UPDATE: More speches
These are excerpts from Sheikh Hassan Nasrallah television address broadcast on Wednesday 9 August, 2006.
Video of Sayyed Hassan Nasrallah's speech on July 25, 2006Excerpt: "Today, the basis upon which the war was launched and planned was to return Lebanon to the circle of the US-Israeli control and hegemony. This is worse than the 1982 invasion and the 17-May agreement. They want to extract Lebanon entirely out of its history, commitment, culture and real identity to become a Zionist and American country with American facades that would only obey and implement without any power.
.... At this point, I wish to move to the issue of the battlefield. After all this time and after this entire extremism of the Israeli enemy, we realized that we have entered the stage of Haifa. But now I would like to declare that we entered the after-Haifa stage. Consequently, there is a new phase of challenge and conflict which the enemy imposes on us as an inescapable choice for the new stage. Yes, the boundaries of Haifa will not be the boundaries of our bombardment regardless of the reactions of the enemy forces. We will move on to the after-Haifa stage. After that, we will decide on the time when to move to the after-after-Haifa stage, depending on the developments. (emphasis added)"

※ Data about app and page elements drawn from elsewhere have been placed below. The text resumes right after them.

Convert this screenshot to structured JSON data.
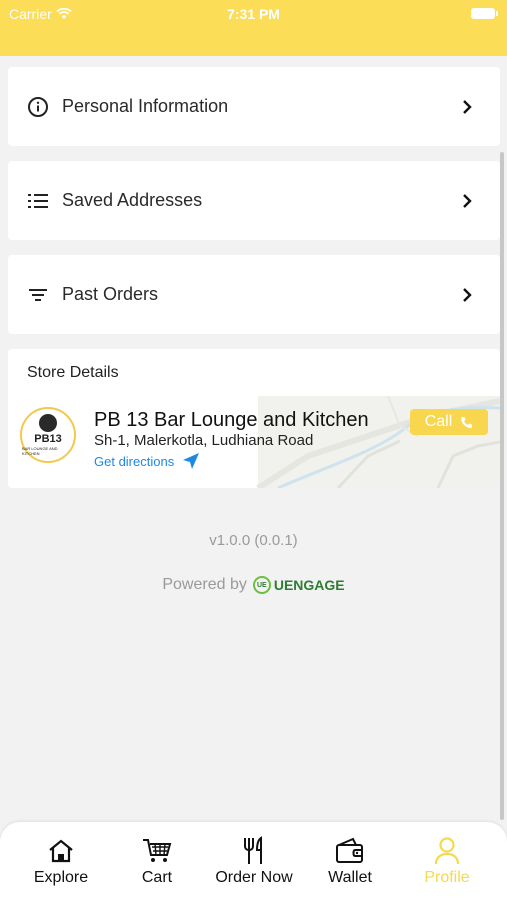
{
  "status": {
    "carrier": "Carrier",
    "time": "7:31 PM"
  },
  "menu": [
    {
      "label": "Personal Information",
      "icon": "info-icon"
    },
    {
      "label": "Saved Addresses",
      "icon": "list-icon"
    },
    {
      "label": "Past Orders",
      "icon": "filter-icon"
    }
  ],
  "store": {
    "section_title": "Store Details",
    "logo_text": "PB13",
    "logo_sub": "BAR LOUNGE AND KITCHEN",
    "name": "PB 13 Bar Lounge and Kitchen",
    "address": "Sh-1, Malerkotla, Ludhiana Road",
    "directions": "Get directions",
    "call_label": "Call"
  },
  "footer": {
    "version": "v1.0.0 (0.0.1)",
    "powered_by": "Powered by",
    "brand_mark": "UE",
    "brand": "UENGAGE"
  },
  "tabs": [
    {
      "label": "Explore",
      "icon": "home-icon"
    },
    {
      "label": "Cart",
      "icon": "cart-icon"
    },
    {
      "label": "Order Now",
      "icon": "fork-knife-icon"
    },
    {
      "label": "Wallet",
      "icon": "wallet-icon"
    },
    {
      "label": "Profile",
      "icon": "profile-icon",
      "active": true
    }
  ],
  "colors": {
    "accent": "#fbdd57",
    "link": "#1e88e5",
    "active_tab": "#f5d94e"
  }
}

ـ26 تموز 2006
"One Western journalist spent days scouring the south Lebanese port city of Tyre and the surrounding villages for a sign of the militants who triggered the Israeli assault, but came up empty.
Then, two men showed up at his seafront hotel. He had asked too many questions, they said. He would have to return to Beirut. The journalist in question asked not to be identified fearing Hezbollah retaliation.
"This is their counter intelligence. They have a very effective local networks who report every thing that is going on," says Goksel, the former UN advisor.
An ice cream vendor in downtown Tyre simply shrugs his shoulders when asked about the shadowy organization. He knows they are around, he says, but no one knows where.
"Even during peaceful times we never see them anywhere," says Ali Mohammed, 56. "They are a part of the people. We don't know who is Hezbollah and who is not. It could be you or me."